> What to produce
From the records that follow, copy every line that contains the word "JSON".

[Records from a data collection]
______________________________

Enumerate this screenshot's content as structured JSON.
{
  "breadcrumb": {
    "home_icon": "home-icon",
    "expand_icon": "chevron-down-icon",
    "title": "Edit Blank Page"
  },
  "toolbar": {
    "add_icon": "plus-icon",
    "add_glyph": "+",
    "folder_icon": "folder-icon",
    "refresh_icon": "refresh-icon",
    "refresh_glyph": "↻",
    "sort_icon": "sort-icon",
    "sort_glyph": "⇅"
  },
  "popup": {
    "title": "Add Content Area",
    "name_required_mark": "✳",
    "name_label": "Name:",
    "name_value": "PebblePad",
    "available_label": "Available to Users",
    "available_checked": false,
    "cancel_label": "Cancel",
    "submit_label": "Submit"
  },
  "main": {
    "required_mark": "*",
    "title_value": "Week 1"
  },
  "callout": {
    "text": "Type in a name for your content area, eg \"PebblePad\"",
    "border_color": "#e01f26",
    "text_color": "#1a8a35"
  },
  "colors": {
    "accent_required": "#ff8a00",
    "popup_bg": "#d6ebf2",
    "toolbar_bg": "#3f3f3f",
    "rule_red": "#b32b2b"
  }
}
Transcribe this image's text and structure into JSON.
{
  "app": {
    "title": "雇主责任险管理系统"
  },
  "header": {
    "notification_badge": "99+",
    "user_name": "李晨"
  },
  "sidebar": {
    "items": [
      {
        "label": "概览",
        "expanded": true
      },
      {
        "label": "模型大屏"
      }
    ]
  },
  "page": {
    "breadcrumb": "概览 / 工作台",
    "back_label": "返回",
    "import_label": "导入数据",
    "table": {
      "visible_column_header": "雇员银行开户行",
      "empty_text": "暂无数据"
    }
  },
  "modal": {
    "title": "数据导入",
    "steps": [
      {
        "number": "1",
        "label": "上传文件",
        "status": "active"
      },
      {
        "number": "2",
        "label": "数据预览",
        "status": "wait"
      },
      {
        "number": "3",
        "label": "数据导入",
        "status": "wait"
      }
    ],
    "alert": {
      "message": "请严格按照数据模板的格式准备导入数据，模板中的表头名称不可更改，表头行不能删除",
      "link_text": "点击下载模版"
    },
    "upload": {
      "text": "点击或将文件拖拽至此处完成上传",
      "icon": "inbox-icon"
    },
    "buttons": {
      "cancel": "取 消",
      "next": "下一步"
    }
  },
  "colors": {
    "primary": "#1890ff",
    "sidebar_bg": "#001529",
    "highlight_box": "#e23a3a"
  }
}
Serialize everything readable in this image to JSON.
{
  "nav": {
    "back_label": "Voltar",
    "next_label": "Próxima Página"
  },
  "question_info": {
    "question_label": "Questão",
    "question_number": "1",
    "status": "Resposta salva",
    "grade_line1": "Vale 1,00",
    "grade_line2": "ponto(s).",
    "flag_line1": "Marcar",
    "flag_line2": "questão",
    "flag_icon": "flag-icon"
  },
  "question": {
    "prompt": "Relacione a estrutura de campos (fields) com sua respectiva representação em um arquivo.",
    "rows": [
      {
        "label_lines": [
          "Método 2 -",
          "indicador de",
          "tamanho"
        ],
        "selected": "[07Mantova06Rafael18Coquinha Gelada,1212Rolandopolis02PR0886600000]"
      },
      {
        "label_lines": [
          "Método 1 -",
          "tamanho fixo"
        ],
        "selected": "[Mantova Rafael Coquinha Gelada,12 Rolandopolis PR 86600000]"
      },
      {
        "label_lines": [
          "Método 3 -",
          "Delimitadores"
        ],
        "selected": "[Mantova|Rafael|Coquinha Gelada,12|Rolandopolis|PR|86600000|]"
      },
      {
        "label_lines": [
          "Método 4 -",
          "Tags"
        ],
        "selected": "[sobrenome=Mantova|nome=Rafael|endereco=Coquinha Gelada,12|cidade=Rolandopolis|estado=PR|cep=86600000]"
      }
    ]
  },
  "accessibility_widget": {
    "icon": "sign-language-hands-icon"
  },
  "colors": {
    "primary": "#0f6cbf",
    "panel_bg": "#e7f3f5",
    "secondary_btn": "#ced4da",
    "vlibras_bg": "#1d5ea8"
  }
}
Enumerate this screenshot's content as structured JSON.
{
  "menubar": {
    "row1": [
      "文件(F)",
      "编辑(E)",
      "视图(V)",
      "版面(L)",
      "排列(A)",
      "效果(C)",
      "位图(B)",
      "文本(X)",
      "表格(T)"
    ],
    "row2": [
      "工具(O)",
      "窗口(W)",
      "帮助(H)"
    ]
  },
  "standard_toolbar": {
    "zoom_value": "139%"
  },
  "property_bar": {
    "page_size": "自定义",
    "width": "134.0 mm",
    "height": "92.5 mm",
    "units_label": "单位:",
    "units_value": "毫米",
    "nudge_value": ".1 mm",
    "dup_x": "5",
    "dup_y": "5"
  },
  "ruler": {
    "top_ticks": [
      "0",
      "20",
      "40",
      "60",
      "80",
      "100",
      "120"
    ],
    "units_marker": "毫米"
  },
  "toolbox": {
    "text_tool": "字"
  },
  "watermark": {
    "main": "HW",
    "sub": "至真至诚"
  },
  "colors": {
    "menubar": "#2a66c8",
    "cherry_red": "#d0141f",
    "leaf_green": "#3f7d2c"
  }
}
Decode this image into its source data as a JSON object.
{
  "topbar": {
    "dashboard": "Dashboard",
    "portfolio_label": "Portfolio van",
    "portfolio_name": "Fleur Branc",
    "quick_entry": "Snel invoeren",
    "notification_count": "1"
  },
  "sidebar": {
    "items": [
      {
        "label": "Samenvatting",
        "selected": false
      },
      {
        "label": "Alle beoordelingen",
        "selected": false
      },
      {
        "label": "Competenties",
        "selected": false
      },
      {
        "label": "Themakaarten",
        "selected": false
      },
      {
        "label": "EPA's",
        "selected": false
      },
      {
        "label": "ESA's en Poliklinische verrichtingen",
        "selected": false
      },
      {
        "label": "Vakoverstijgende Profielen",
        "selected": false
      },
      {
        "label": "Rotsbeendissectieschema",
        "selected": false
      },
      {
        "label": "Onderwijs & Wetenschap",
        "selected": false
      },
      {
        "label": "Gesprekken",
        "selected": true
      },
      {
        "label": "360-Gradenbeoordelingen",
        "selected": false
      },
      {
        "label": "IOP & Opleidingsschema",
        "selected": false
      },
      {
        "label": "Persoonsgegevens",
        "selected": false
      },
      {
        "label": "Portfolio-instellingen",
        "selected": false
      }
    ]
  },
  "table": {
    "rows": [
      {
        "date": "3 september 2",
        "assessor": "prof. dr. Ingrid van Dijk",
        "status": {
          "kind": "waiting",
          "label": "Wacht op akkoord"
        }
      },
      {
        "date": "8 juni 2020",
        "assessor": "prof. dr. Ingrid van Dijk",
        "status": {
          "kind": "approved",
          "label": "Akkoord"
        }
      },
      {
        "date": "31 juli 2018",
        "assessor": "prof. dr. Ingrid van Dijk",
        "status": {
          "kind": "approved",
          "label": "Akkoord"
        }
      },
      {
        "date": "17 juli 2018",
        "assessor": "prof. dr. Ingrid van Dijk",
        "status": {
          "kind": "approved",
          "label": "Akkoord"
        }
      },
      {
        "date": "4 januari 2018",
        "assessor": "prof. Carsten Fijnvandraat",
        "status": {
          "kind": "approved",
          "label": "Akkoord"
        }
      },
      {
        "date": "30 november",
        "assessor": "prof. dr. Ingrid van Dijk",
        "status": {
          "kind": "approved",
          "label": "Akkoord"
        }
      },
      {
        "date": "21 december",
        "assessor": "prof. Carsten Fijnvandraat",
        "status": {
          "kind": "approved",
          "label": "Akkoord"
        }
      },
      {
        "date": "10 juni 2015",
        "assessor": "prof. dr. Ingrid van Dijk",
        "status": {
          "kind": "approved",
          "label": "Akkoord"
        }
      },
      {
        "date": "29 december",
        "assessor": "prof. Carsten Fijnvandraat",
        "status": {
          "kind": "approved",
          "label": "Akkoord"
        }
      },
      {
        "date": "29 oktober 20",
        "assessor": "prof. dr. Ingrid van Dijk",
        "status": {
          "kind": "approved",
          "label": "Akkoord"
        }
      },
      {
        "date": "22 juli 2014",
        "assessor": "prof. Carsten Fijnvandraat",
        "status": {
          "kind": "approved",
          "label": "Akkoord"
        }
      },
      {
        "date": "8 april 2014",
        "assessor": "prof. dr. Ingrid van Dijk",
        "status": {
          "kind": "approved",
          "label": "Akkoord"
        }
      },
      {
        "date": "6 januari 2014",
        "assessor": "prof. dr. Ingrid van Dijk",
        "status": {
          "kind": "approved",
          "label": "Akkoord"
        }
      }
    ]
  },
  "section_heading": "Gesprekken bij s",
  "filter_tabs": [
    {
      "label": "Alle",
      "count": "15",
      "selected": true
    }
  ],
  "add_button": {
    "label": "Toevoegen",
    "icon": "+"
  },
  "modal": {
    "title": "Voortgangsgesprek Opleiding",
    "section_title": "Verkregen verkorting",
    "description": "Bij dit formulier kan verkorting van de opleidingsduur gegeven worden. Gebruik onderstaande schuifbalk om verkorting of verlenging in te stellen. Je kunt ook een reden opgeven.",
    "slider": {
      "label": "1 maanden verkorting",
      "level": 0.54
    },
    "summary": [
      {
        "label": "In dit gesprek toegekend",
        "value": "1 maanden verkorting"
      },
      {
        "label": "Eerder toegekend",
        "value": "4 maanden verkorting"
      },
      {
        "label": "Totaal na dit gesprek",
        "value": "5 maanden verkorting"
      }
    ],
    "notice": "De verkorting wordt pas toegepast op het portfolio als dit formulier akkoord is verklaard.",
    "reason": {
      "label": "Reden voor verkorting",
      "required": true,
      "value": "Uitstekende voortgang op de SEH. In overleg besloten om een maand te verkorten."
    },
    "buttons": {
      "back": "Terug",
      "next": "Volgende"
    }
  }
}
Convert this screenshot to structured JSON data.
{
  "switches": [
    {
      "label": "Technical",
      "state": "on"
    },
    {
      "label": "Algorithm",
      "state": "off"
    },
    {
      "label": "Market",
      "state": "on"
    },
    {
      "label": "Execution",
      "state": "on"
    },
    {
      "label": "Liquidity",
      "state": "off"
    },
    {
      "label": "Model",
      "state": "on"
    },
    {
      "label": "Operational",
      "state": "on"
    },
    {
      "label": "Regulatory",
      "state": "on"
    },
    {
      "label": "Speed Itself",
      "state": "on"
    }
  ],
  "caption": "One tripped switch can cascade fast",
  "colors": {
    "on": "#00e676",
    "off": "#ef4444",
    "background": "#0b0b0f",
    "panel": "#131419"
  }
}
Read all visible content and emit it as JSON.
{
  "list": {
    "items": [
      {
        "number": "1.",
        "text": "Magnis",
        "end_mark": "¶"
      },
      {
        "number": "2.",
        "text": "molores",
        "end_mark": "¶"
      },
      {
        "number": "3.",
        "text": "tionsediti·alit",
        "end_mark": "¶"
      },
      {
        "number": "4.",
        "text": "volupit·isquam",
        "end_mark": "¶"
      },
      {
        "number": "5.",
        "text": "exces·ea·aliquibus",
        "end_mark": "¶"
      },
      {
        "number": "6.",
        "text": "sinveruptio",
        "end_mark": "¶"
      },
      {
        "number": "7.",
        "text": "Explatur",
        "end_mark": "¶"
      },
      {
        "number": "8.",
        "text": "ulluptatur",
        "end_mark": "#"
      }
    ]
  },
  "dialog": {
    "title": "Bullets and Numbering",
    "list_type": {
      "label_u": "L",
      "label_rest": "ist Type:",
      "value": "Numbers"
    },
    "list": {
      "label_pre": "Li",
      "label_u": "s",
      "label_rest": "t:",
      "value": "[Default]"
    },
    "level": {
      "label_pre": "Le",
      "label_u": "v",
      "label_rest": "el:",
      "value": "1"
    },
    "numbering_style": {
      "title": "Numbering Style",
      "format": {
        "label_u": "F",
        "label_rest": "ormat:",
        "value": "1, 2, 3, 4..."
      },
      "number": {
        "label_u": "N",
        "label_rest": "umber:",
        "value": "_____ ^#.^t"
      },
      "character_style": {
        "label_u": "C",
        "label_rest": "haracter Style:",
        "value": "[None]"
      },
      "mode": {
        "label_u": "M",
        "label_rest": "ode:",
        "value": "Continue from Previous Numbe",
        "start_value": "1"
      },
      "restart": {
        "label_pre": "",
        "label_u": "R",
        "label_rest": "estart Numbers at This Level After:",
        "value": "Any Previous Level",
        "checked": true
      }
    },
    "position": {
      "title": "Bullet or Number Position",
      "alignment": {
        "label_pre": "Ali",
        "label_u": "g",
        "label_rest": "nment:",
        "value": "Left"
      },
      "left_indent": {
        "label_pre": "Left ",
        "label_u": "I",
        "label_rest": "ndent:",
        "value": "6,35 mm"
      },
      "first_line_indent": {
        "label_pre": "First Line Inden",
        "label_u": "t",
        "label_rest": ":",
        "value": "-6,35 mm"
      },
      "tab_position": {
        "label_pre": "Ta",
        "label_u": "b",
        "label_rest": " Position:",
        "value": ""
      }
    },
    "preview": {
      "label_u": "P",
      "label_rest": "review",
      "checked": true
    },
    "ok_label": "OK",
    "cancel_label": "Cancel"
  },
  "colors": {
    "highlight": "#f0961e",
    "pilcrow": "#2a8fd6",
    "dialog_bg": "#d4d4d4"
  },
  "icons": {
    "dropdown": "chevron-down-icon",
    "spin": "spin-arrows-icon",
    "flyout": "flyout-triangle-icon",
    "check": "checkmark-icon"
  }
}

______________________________

> Response to the exercise
Enumerate this screenshot's content as structured JSON.
Transcribe this image's text and structure into JSON.
Serialize everything readable in this image to JSON.
Enumerate this screenshot's content as structured JSON.
Decode this image into its source data as a JSON object.
Convert this screenshot to structured JSON data.
Read all visible content and emit it as JSON.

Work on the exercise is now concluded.